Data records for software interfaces
================================

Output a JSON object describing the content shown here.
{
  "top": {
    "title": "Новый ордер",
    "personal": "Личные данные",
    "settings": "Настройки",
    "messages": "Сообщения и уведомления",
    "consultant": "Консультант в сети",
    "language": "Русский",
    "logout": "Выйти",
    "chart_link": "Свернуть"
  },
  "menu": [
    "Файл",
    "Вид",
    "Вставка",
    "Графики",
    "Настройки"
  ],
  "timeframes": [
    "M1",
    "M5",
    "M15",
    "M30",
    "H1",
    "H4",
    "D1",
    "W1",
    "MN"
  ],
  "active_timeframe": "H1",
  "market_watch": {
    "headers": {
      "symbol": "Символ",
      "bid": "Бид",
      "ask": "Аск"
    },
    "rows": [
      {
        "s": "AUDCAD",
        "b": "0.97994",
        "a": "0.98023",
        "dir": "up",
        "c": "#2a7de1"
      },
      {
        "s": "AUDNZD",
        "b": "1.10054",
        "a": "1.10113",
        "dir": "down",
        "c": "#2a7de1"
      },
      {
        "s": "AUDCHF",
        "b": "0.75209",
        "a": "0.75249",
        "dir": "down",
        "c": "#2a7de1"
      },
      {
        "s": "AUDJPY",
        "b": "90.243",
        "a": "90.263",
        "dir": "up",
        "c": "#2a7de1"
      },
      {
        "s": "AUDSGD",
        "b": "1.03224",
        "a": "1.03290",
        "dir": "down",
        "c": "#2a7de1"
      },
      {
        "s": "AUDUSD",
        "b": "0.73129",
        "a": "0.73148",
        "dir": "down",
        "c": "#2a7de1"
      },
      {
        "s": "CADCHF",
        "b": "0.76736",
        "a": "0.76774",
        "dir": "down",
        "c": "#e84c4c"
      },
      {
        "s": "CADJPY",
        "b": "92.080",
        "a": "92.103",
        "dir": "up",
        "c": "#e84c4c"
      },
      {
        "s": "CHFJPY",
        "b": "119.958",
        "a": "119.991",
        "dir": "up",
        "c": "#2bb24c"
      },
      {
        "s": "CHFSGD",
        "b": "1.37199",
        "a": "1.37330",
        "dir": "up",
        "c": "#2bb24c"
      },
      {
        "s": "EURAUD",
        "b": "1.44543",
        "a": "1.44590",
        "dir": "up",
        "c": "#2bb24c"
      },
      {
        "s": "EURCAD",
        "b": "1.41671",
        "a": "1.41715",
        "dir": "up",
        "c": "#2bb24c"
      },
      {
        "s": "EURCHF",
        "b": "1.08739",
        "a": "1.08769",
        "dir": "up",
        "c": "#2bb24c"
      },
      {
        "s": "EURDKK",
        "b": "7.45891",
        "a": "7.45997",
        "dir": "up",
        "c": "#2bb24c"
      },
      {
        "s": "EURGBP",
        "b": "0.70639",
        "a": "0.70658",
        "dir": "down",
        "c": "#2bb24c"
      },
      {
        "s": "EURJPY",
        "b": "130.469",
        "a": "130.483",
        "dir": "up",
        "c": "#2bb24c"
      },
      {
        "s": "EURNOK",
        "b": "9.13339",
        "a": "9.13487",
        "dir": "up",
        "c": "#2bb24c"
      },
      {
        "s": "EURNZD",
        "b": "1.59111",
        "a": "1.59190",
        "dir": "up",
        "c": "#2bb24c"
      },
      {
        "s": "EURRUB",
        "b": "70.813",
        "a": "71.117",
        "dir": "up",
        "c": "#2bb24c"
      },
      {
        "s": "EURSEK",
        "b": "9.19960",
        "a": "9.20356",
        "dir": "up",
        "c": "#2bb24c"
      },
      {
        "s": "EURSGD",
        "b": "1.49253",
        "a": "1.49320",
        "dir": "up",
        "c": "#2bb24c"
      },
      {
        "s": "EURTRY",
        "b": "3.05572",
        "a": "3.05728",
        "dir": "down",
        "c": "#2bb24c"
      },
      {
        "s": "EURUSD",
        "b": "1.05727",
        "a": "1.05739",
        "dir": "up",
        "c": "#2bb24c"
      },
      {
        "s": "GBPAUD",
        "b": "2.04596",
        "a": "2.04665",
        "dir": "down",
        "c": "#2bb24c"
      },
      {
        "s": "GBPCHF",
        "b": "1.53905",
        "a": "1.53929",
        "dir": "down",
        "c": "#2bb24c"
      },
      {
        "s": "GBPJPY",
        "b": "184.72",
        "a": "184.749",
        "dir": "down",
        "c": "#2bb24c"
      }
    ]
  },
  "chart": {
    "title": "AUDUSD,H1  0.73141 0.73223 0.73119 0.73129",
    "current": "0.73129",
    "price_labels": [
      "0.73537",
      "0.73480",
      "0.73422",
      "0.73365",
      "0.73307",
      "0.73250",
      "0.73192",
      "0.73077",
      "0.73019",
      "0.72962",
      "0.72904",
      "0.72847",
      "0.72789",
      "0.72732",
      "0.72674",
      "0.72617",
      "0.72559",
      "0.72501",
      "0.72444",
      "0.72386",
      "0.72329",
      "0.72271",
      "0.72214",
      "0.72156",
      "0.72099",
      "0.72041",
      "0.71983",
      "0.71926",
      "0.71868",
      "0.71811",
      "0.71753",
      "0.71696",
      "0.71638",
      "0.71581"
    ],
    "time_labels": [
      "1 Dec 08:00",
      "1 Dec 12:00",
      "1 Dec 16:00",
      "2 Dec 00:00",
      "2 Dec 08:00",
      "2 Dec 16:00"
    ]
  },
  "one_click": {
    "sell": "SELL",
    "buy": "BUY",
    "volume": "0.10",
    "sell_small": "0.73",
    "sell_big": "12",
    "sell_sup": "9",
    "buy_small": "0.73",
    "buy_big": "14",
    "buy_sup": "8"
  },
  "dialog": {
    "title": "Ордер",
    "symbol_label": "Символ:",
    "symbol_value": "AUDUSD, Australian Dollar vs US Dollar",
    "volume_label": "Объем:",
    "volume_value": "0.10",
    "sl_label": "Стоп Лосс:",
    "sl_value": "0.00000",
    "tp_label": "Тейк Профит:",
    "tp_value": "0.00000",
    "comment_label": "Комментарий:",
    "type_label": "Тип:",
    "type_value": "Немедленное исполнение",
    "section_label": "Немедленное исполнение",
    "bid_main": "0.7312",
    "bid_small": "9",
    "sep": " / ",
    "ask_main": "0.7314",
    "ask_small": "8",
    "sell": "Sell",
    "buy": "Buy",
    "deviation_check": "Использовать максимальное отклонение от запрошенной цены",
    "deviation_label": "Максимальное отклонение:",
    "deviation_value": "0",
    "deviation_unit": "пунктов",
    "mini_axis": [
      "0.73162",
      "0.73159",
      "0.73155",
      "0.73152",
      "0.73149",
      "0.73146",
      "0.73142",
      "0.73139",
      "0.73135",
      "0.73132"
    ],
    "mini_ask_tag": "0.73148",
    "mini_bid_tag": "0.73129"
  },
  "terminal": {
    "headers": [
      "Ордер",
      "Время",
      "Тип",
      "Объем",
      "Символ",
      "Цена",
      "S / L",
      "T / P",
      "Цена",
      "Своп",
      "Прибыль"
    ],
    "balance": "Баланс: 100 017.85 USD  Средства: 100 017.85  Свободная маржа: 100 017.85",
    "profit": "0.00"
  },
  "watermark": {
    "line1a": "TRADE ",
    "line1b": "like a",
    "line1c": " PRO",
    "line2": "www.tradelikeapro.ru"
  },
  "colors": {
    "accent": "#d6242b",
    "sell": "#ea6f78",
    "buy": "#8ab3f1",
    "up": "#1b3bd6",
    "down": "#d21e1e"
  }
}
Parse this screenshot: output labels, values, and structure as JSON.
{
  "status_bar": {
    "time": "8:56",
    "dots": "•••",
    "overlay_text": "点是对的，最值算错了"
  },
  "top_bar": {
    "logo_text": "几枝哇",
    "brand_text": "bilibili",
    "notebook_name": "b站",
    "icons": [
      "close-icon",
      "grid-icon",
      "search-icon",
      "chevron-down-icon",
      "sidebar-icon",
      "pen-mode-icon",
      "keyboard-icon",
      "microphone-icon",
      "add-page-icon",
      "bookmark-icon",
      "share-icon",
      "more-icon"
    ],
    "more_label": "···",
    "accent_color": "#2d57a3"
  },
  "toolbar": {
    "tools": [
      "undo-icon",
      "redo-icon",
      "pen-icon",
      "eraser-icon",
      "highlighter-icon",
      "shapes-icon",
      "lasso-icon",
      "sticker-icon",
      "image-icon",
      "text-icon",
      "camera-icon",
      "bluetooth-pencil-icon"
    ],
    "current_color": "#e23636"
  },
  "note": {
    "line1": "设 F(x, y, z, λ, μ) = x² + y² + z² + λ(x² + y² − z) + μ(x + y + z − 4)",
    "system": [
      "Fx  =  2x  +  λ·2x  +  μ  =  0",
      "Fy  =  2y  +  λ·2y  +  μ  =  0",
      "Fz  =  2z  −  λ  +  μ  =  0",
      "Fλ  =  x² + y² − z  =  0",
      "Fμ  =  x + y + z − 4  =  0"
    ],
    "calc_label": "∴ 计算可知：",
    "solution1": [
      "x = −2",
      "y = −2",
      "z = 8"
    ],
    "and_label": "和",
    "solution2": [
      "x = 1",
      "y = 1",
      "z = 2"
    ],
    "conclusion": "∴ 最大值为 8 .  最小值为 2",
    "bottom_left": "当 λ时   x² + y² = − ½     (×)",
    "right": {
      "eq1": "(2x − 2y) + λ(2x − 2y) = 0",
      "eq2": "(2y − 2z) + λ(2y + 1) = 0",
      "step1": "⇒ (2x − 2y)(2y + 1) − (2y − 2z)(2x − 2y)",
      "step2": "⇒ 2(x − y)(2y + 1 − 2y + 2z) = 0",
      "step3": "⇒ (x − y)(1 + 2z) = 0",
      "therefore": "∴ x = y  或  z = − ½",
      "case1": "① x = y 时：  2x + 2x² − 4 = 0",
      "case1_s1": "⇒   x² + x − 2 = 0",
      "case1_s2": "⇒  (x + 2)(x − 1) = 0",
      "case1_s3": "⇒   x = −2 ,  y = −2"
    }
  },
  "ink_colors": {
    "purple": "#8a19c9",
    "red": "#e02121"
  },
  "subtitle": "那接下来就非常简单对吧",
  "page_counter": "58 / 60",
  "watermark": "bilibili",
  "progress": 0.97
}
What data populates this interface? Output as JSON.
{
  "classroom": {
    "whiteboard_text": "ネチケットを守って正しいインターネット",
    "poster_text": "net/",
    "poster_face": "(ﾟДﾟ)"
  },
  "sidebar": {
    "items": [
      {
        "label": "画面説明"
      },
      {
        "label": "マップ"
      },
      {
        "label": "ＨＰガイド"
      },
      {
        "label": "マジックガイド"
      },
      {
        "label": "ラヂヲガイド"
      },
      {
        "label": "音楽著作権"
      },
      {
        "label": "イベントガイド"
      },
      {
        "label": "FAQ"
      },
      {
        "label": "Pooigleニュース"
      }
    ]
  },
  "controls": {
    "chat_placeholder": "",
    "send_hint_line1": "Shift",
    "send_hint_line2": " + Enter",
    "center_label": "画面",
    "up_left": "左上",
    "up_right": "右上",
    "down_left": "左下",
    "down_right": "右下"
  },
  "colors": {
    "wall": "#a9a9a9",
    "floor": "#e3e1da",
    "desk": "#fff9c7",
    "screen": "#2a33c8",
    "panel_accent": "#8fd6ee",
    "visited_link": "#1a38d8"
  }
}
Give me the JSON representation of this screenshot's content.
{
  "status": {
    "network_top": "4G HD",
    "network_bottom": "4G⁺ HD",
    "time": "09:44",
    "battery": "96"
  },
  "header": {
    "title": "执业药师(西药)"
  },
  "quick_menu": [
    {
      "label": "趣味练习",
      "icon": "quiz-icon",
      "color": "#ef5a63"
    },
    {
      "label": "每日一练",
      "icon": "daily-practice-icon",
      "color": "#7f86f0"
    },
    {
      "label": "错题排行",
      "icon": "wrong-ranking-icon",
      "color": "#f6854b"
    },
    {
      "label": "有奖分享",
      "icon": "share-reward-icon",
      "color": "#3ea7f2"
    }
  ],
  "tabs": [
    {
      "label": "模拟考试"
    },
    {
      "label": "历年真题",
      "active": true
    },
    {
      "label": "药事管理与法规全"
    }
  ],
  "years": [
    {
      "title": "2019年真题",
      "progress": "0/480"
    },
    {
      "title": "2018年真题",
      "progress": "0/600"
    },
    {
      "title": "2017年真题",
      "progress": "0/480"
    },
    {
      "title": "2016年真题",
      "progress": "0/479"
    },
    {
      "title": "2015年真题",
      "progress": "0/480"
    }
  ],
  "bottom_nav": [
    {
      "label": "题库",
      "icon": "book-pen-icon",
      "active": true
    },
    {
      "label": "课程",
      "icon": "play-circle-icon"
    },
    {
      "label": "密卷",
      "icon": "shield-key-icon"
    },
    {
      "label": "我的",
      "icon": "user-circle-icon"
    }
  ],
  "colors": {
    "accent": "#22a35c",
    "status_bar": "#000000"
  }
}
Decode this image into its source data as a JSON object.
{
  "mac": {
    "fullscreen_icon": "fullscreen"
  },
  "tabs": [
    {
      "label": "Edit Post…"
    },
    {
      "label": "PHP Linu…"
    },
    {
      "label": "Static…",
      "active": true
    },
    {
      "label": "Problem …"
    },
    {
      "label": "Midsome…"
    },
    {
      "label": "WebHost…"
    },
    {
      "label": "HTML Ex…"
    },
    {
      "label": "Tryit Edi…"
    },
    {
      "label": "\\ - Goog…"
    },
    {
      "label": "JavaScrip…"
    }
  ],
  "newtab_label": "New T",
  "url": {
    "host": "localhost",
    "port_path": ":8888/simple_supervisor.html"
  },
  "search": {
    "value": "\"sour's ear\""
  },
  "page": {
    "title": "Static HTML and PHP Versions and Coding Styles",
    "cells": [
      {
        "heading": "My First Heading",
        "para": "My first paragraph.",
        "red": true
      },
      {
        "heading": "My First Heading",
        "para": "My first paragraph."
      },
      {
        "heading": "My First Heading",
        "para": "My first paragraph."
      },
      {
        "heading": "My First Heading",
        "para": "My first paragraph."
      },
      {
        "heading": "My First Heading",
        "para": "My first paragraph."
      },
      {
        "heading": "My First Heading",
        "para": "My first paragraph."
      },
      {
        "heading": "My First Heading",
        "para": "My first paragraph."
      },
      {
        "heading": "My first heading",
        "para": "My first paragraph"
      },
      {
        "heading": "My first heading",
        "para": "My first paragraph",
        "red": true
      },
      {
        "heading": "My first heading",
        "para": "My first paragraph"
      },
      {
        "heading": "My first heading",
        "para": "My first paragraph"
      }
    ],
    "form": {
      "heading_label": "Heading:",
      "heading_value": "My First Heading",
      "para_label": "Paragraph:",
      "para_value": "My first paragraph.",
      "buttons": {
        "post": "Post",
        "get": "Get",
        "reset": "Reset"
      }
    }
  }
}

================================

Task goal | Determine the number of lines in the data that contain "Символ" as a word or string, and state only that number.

Your response | 3